### Study material

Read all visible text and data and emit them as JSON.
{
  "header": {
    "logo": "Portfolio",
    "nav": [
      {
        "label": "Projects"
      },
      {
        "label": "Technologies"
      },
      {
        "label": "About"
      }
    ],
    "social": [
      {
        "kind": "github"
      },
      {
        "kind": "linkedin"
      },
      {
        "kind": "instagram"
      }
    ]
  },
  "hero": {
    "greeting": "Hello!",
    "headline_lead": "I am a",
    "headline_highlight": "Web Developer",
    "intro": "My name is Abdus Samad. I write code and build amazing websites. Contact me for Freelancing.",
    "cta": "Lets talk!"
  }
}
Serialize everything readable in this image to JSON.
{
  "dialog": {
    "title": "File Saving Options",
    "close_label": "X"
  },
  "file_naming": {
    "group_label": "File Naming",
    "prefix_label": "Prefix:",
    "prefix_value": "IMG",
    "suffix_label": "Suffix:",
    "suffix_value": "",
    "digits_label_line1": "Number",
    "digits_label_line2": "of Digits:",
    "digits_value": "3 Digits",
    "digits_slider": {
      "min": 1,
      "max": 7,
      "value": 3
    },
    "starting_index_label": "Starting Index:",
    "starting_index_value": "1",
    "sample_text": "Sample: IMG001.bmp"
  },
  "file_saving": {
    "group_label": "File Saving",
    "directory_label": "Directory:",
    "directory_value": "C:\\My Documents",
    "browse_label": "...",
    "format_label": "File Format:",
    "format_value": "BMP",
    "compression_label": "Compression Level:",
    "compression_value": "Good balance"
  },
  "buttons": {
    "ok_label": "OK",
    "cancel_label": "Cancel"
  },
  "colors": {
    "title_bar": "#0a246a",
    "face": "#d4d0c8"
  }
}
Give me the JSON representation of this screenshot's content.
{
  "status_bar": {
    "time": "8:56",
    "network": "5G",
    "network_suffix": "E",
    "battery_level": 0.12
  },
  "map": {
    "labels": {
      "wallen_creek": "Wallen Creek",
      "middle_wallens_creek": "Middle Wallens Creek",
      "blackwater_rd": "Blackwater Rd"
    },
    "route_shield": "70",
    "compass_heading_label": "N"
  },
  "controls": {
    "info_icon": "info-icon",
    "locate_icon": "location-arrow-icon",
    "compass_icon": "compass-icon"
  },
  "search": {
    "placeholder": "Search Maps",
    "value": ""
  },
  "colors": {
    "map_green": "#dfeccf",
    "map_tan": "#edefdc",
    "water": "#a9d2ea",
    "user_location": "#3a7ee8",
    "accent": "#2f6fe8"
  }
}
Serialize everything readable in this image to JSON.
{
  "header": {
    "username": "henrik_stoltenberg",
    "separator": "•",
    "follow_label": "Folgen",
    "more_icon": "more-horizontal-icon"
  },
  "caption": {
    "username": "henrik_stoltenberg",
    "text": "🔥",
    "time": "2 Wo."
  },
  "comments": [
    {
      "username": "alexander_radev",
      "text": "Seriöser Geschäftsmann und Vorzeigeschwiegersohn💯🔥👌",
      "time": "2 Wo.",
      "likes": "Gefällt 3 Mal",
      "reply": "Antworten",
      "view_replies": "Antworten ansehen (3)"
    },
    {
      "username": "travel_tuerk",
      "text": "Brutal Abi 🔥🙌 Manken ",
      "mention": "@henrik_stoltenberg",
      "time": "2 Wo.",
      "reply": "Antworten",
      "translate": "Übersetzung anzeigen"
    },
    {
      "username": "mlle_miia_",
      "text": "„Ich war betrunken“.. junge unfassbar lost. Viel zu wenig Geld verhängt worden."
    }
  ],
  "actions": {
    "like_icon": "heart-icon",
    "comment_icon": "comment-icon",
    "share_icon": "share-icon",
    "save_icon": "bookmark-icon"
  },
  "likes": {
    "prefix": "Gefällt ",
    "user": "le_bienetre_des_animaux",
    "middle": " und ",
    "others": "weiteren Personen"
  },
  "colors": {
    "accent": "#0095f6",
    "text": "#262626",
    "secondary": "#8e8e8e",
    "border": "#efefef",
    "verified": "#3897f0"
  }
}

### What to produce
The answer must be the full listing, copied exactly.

### Task solution
Read all visible text and data and emit them as JSON.
{
  "header": {
    "logo": "Portfolio",
    "nav": [
      {
        "label": "Projects"
      },
      {
        "label": "Technologies"
      },
      {
        "label": "About"
      }
    ],
    "social": [
      {
        "kind": "github"
      },
      {
        "kind": "linkedin"
      },
      {
        "kind": "instagram"
      }
    ]
  },
  "hero": {
    "greeting": "Hello!",
    "headline_lead": "I am a",
    "headline_highlight": "Web Developer",
    "intro": "My name is Abdus Samad. I write code and build amazing websites. Contact me for Freelancing.",
    "cta": "Lets talk!"
  }
}
Serialize everything readable in this image to JSON.
{
  "dialog": {
    "title": "File Saving Options",
    "close_label": "X"
  },
  "file_naming": {
    "group_label": "File Naming",
    "prefix_label": "Prefix:",
    "prefix_value": "IMG",
    "suffix_label": "Suffix:",
    "suffix_value": "",
    "digits_label_line1": "Number",
    "digits_label_line2": "of Digits:",
    "digits_value": "3 Digits",
    "digits_slider": {
      "min": 1,
      "max": 7,
      "value": 3
    },
    "starting_index_label": "Starting Index:",
    "starting_index_value": "1",
    "sample_text": "Sample: IMG001.bmp"
  },
  "file_saving": {
    "group_label": "File Saving",
    "directory_label": "Directory:",
    "directory_value": "C:\\My Documents",
    "browse_label": "...",
    "format_label": "File Format:",
    "format_value": "BMP",
    "compression_label": "Compression Level:",
    "compression_value": "Good balance"
  },
  "buttons": {
    "ok_label": "OK",
    "cancel_label": "Cancel"
  },
  "colors": {
    "title_bar": "#0a246a",
    "face": "#d4d0c8"
  }
}
Give me the JSON representation of this screenshot's content.
{
  "status_bar": {
    "time": "8:56",
    "network": "5G",
    "network_suffix": "E",
    "battery_level": 0.12
  },
  "map": {
    "labels": {
      "wallen_creek": "Wallen Creek",
      "middle_wallens_creek": "Middle Wallens Creek",
      "blackwater_rd": "Blackwater Rd"
    },
    "route_shield": "70",
    "compass_heading_label": "N"
  },
  "controls": {
    "info_icon": "info-icon",
    "locate_icon": "location-arrow-icon",
    "compass_icon": "compass-icon"
  },
  "search": {
    "placeholder": "Search Maps",
    "value": ""
  },
  "colors": {
    "map_green": "#dfeccf",
    "map_tan": "#edefdc",
    "water": "#a9d2ea",
    "user_location": "#3a7ee8",
    "accent": "#2f6fe8"
  }
}
Serialize everything readable in this image to JSON.
{
  "header": {
    "username": "henrik_stoltenberg",
    "separator": "•",
    "follow_label": "Folgen",
    "more_icon": "more-horizontal-icon"
  },
  "caption": {
    "username": "henrik_stoltenberg",
    "text": "🔥",
    "time": "2 Wo."
  },
  "comments": [
    {
      "username": "alexander_radev",
      "text": "Seriöser Geschäftsmann und Vorzeigeschwiegersohn💯🔥👌",
      "time": "2 Wo.",
      "likes": "Gefällt 3 Mal",
      "reply": "Antworten",
      "view_replies": "Antworten ansehen (3)"
    },
    {
      "username": "travel_tuerk",
      "text": "Brutal Abi 🔥🙌 Manken ",
      "mention": "@henrik_stoltenberg",
      "time": "2 Wo.",
      "reply": "Antworten",
      "translate": "Übersetzung anzeigen"
    },
    {
      "username": "mlle_miia_",
      "text": "„Ich war betrunken“.. junge unfassbar lost. Viel zu wenig Geld verhängt worden."
    }
  ],
  "actions": {
    "like_icon": "heart-icon",
    "comment_icon": "comment-icon",
    "share_icon": "share-icon",
    "save_icon": "bookmark-icon"
  },
  "likes": {
    "prefix": "Gefällt ",
    "user": "le_bienetre_des_animaux",
    "middle": " und ",
    "others": "weiteren Personen"
  },
  "colors": {
    "accent": "#0095f6",
    "text": "#262626",
    "secondary": "#8e8e8e",
    "border": "#efefef",
    "verified": "#3897f0"
  }
}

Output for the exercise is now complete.